→ Data provided:

▬▬▬▬▬▬▬▬▬▬

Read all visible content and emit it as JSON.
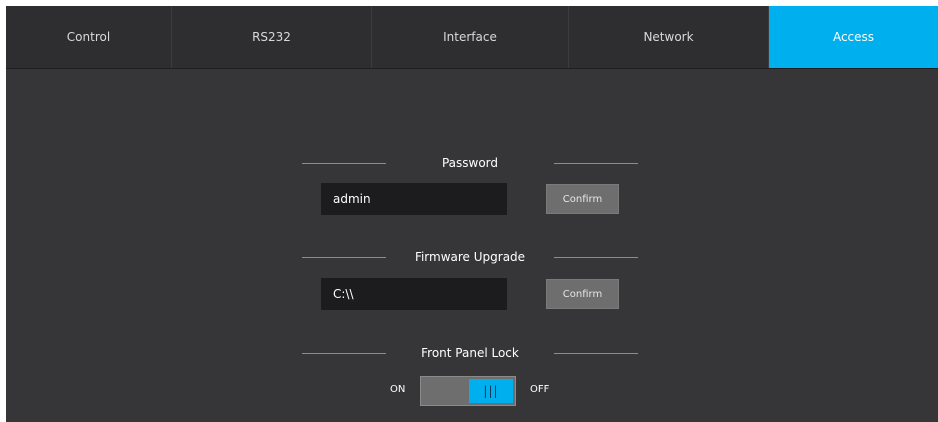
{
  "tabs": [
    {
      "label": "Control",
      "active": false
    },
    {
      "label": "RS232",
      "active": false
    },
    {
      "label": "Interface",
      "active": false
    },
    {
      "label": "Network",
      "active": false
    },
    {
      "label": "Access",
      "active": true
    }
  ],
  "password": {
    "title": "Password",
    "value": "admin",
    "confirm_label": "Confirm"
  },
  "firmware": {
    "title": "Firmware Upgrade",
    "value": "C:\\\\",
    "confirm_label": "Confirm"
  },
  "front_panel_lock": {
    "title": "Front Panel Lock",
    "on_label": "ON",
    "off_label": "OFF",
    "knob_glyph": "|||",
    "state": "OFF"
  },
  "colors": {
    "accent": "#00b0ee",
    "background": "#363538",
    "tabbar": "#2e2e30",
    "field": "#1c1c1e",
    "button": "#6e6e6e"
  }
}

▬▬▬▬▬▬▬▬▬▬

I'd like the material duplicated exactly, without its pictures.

→ Solution below:
Read all visible content and emit it as JSON.
{
  "tabs": [
    {
      "label": "Control",
      "active": false
    },
    {
      "label": "RS232",
      "active": false
    },
    {
      "label": "Interface",
      "active": false
    },
    {
      "label": "Network",
      "active": false
    },
    {
      "label": "Access",
      "active": true
    }
  ],
  "password": {
    "title": "Password",
    "value": "admin",
    "confirm_label": "Confirm"
  },
  "firmware": {
    "title": "Firmware Upgrade",
    "value": "C:\\\\",
    "confirm_label": "Confirm"
  },
  "front_panel_lock": {
    "title": "Front Panel Lock",
    "on_label": "ON",
    "off_label": "OFF",
    "knob_glyph": "|||",
    "state": "OFF"
  },
  "colors": {
    "accent": "#00b0ee",
    "background": "#363538",
    "tabbar": "#2e2e30",
    "field": "#1c1c1e",
    "button": "#6e6e6e"
  }
}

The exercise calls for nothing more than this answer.